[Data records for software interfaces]
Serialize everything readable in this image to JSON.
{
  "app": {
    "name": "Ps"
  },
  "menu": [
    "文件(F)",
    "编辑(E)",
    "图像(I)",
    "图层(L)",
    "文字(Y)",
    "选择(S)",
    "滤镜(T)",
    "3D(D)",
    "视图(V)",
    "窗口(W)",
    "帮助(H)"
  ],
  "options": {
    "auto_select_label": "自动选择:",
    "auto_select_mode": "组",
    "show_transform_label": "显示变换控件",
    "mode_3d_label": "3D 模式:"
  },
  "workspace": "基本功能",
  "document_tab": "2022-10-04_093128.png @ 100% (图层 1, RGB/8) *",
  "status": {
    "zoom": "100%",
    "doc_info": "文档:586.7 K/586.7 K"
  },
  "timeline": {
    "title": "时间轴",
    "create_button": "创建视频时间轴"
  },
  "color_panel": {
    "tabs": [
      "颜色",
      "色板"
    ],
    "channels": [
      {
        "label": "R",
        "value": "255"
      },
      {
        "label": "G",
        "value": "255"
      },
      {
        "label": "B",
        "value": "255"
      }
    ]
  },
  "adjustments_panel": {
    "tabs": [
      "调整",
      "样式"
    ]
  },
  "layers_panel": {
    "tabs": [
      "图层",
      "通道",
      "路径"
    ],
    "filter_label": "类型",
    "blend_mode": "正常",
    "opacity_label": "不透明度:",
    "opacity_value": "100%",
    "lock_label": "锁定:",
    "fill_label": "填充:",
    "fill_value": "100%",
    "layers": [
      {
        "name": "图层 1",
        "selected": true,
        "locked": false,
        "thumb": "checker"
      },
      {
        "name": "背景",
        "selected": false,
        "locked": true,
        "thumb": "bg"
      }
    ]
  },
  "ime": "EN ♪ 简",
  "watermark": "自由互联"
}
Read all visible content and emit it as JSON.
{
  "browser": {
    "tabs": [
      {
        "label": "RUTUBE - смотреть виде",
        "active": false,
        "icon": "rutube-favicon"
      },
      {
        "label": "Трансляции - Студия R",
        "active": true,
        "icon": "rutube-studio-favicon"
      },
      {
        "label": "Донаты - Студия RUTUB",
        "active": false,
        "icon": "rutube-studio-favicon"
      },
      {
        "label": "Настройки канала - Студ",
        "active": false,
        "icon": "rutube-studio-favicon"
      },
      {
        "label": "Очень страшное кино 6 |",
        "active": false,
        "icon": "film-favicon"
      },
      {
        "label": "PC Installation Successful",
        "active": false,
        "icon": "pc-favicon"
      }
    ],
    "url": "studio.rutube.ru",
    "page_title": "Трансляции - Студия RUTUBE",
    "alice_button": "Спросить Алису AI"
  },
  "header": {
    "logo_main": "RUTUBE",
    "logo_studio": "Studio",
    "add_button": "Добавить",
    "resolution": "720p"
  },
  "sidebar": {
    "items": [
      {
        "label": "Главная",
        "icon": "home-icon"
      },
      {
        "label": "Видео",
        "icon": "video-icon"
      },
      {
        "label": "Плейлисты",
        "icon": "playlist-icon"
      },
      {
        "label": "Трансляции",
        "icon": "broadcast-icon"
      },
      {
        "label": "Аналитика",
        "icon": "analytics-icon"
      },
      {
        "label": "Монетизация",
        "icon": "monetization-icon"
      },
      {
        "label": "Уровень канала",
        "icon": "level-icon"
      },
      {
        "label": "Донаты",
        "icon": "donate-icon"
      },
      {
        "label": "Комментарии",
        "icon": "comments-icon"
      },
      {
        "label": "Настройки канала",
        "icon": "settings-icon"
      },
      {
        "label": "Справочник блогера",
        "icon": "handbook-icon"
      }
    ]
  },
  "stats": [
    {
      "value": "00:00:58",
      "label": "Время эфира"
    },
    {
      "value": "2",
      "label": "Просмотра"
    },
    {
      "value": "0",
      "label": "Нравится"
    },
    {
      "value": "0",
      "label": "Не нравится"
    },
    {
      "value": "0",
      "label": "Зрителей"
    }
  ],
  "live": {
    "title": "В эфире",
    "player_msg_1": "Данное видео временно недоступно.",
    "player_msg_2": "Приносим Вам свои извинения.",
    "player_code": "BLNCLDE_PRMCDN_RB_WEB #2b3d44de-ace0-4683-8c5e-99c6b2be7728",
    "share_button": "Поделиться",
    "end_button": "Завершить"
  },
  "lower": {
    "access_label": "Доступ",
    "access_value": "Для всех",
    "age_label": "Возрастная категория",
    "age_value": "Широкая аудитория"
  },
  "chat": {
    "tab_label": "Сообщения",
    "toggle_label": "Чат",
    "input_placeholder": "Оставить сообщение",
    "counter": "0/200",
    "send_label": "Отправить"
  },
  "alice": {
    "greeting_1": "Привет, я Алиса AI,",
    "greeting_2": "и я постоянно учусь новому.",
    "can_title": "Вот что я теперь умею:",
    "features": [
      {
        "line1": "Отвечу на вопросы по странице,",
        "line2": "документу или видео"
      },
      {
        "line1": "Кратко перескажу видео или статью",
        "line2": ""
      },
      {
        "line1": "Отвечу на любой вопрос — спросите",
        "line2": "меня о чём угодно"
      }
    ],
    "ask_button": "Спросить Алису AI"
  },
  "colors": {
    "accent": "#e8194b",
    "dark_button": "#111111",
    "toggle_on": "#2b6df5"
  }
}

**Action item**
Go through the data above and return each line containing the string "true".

**Response area**
        "selected": true,
        "locked": true,
        "active": true,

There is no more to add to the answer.